#### Data for review

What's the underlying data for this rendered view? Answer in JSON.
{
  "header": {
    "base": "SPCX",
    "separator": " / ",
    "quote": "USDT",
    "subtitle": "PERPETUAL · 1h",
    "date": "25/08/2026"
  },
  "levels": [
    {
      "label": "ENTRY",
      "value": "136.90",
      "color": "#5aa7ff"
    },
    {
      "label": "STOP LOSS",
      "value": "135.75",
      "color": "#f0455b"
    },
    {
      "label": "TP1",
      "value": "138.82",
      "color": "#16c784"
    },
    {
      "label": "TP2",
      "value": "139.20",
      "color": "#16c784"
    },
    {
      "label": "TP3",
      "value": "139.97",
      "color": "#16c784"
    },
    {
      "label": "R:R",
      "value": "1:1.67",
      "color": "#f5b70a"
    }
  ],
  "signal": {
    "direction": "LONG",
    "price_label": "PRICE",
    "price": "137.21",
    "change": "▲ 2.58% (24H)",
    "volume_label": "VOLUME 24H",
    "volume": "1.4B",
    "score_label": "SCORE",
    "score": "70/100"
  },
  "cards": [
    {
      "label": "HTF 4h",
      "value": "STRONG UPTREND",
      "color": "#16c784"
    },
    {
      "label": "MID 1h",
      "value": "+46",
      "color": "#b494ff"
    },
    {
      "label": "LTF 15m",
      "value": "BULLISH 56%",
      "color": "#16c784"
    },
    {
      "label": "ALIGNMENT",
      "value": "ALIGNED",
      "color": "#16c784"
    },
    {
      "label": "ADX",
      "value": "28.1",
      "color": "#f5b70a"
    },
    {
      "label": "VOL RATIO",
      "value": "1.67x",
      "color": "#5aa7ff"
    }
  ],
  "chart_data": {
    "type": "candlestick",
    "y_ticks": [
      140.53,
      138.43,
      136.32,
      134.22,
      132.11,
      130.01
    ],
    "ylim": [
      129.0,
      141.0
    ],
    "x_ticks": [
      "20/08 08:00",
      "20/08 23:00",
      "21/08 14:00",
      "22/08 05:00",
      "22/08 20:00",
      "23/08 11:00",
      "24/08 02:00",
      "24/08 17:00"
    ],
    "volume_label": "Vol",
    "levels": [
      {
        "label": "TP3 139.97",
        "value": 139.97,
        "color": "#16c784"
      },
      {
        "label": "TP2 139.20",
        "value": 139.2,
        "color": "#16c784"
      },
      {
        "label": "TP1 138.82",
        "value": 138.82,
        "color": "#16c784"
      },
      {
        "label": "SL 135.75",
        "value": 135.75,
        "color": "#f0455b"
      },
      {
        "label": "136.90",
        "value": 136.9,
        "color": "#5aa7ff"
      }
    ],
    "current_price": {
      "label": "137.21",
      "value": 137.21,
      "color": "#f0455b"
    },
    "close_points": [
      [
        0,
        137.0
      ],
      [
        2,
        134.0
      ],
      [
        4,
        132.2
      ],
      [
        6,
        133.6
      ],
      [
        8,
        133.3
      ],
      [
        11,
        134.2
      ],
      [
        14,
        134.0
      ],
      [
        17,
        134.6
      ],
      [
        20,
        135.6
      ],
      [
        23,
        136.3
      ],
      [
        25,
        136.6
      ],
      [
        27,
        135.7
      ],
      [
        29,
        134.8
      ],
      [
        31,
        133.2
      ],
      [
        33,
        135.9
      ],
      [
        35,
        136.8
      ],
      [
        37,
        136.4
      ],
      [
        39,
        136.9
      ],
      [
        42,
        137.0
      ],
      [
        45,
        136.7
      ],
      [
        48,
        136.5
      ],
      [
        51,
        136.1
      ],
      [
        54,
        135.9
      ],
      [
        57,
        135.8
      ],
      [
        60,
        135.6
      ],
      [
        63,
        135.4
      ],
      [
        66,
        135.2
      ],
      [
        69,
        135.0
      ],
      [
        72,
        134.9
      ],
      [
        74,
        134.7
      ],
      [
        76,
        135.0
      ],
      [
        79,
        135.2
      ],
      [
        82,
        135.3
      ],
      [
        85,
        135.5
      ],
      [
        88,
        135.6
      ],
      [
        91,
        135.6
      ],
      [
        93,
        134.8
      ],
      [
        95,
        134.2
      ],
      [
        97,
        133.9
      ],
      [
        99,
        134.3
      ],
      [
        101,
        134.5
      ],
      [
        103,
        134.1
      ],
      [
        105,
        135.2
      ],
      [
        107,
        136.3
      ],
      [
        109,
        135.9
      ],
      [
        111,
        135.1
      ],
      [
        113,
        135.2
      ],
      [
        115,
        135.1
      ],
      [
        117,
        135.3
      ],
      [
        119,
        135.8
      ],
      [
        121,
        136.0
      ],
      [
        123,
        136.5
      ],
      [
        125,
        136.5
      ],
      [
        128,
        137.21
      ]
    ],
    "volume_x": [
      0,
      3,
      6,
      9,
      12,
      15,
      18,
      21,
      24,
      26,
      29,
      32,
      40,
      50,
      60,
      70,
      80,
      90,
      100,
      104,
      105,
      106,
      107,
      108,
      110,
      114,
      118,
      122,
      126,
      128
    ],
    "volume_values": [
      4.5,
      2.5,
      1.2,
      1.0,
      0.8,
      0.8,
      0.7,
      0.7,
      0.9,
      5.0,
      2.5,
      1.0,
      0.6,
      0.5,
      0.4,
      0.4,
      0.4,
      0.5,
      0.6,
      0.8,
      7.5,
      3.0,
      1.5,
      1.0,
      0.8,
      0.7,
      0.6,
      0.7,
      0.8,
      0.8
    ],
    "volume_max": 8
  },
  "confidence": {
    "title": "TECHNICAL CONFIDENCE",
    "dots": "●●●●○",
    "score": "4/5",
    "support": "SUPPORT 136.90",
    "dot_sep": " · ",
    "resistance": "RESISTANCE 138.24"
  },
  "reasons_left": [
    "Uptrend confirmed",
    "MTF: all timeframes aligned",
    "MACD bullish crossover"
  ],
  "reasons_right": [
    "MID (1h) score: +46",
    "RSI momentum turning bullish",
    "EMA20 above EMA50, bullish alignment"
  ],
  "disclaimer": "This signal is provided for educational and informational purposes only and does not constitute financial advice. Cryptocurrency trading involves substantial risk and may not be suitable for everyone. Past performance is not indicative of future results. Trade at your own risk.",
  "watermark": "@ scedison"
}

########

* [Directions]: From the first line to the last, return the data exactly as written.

* [Exercise answer]:
What's the underlying data for this rendered view? Answer in JSON.
{
  "header": {
    "base": "SPCX",
    "separator": " / ",
    "quote": "USDT",
    "subtitle": "PERPETUAL · 1h",
    "date": "25/08/2026"
  },
  "levels": [
    {
      "label": "ENTRY",
      "value": "136.90",
      "color": "#5aa7ff"
    },
    {
      "label": "STOP LOSS",
      "value": "135.75",
      "color": "#f0455b"
    },
    {
      "label": "TP1",
      "value": "138.82",
      "color": "#16c784"
    },
    {
      "label": "TP2",
      "value": "139.20",
      "color": "#16c784"
    },
    {
      "label": "TP3",
      "value": "139.97",
      "color": "#16c784"
    },
    {
      "label": "R:R",
      "value": "1:1.67",
      "color": "#f5b70a"
    }
  ],
  "signal": {
    "direction": "LONG",
    "price_label": "PRICE",
    "price": "137.21",
    "change": "▲ 2.58% (24H)",
    "volume_label": "VOLUME 24H",
    "volume": "1.4B",
    "score_label": "SCORE",
    "score": "70/100"
  },
  "cards": [
    {
      "label": "HTF 4h",
      "value": "STRONG UPTREND",
      "color": "#16c784"
    },
    {
      "label": "MID 1h",
      "value": "+46",
      "color": "#b494ff"
    },
    {
      "label": "LTF 15m",
      "value": "BULLISH 56%",
      "color": "#16c784"
    },
    {
      "label": "ALIGNMENT",
      "value": "ALIGNED",
      "color": "#16c784"
    },
    {
      "label": "ADX",
      "value": "28.1",
      "color": "#f5b70a"
    },
    {
      "label": "VOL RATIO",
      "value": "1.67x",
      "color": "#5aa7ff"
    }
  ],
  "chart_data": {
    "type": "candlestick",
    "y_ticks": [
      140.53,
      138.43,
      136.32,
      134.22,
      132.11,
      130.01
    ],
    "ylim": [
      129.0,
      141.0
    ],
    "x_ticks": [
      "20/08 08:00",
      "20/08 23:00",
      "21/08 14:00",
      "22/08 05:00",
      "22/08 20:00",
      "23/08 11:00",
      "24/08 02:00",
      "24/08 17:00"
    ],
    "volume_label": "Vol",
    "levels": [
      {
        "label": "TP3 139.97",
        "value": 139.97,
        "color": "#16c784"
      },
      {
        "label": "TP2 139.20",
        "value": 139.2,
        "color": "#16c784"
      },
      {
        "label": "TP1 138.82",
        "value": 138.82,
        "color": "#16c784"
      },
      {
        "label": "SL 135.75",
        "value": 135.75,
        "color": "#f0455b"
      },
      {
        "label": "136.90",
        "value": 136.9,
        "color": "#5aa7ff"
      }
    ],
    "current_price": {
      "label": "137.21",
      "value": 137.21,
      "color": "#f0455b"
    },
    "close_points": [
      [
        0,
        137.0
      ],
      [
        2,
        134.0
      ],
      [
        4,
        132.2
      ],
      [
        6,
        133.6
      ],
      [
        8,
        133.3
      ],
      [
        11,
        134.2
      ],
      [
        14,
        134.0
      ],
      [
        17,
        134.6
      ],
      [
        20,
        135.6
      ],
      [
        23,
        136.3
      ],
      [
        25,
        136.6
      ],
      [
        27,
        135.7
      ],
      [
        29,
        134.8
      ],
      [
        31,
        133.2
      ],
      [
        33,
        135.9
      ],
      [
        35,
        136.8
      ],
      [
        37,
        136.4
      ],
      [
        39,
        136.9
      ],
      [
        42,
        137.0
      ],
      [
        45,
        136.7
      ],
      [
        48,
        136.5
      ],
      [
        51,
        136.1
      ],
      [
        54,
        135.9
      ],
      [
        57,
        135.8
      ],
      [
        60,
        135.6
      ],
      [
        63,
        135.4
      ],
      [
        66,
        135.2
      ],
      [
        69,
        135.0
      ],
      [
        72,
        134.9
      ],
      [
        74,
        134.7
      ],
      [
        76,
        135.0
      ],
      [
        79,
        135.2
      ],
      [
        82,
        135.3
      ],
      [
        85,
        135.5
      ],
      [
        88,
        135.6
      ],
      [
        91,
        135.6
      ],
      [
        93,
        134.8
      ],
      [
        95,
        134.2
      ],
      [
        97,
        133.9
      ],
      [
        99,
        134.3
      ],
      [
        101,
        134.5
      ],
      [
        103,
        134.1
      ],
      [
        105,
        135.2
      ],
      [
        107,
        136.3
      ],
      [
        109,
        135.9
      ],
      [
        111,
        135.1
      ],
      [
        113,
        135.2
      ],
      [
        115,
        135.1
      ],
      [
        117,
        135.3
      ],
      [
        119,
        135.8
      ],
      [
        121,
        136.0
      ],
      [
        123,
        136.5
      ],
      [
        125,
        136.5
      ],
      [
        128,
        137.21
      ]
    ],
    "volume_x": [
      0,
      3,
      6,
      9,
      12,
      15,
      18,
      21,
      24,
      26,
      29,
      32,
      40,
      50,
      60,
      70,
      80,
      90,
      100,
      104,
      105,
      106,
      107,
      108,
      110,
      114,
      118,
      122,
      126,
      128
    ],
    "volume_values": [
      4.5,
      2.5,
      1.2,
      1.0,
      0.8,
      0.8,
      0.7,
      0.7,
      0.9,
      5.0,
      2.5,
      1.0,
      0.6,
      0.5,
      0.4,
      0.4,
      0.4,
      0.5,
      0.6,
      0.8,
      7.5,
      3.0,
      1.5,
      1.0,
      0.8,
      0.7,
      0.6,
      0.7,
      0.8,
      0.8
    ],
    "volume_max": 8
  },
  "confidence": {
    "title": "TECHNICAL CONFIDENCE",
    "dots": "●●●●○",
    "score": "4/5",
    "support": "SUPPORT 136.90",
    "dot_sep": " · ",
    "resistance": "RESISTANCE 138.24"
  },
  "reasons_left": [
    "Uptrend confirmed",
    "MTF: all timeframes aligned",
    "MACD bullish crossover"
  ],
  "reasons_right": [
    "MID (1h) score: +46",
    "RSI momentum turning bullish",
    "EMA20 above EMA50, bullish alignment"
  ],
  "disclaimer": "This signal is provided for educational and informational purposes only and does not constitute financial advice. Cryptocurrency trading involves substantial risk and may not be suitable for everyone. Past performance is not indicative of future results. Trade at your own risk.",
  "watermark": "@ scedison"
}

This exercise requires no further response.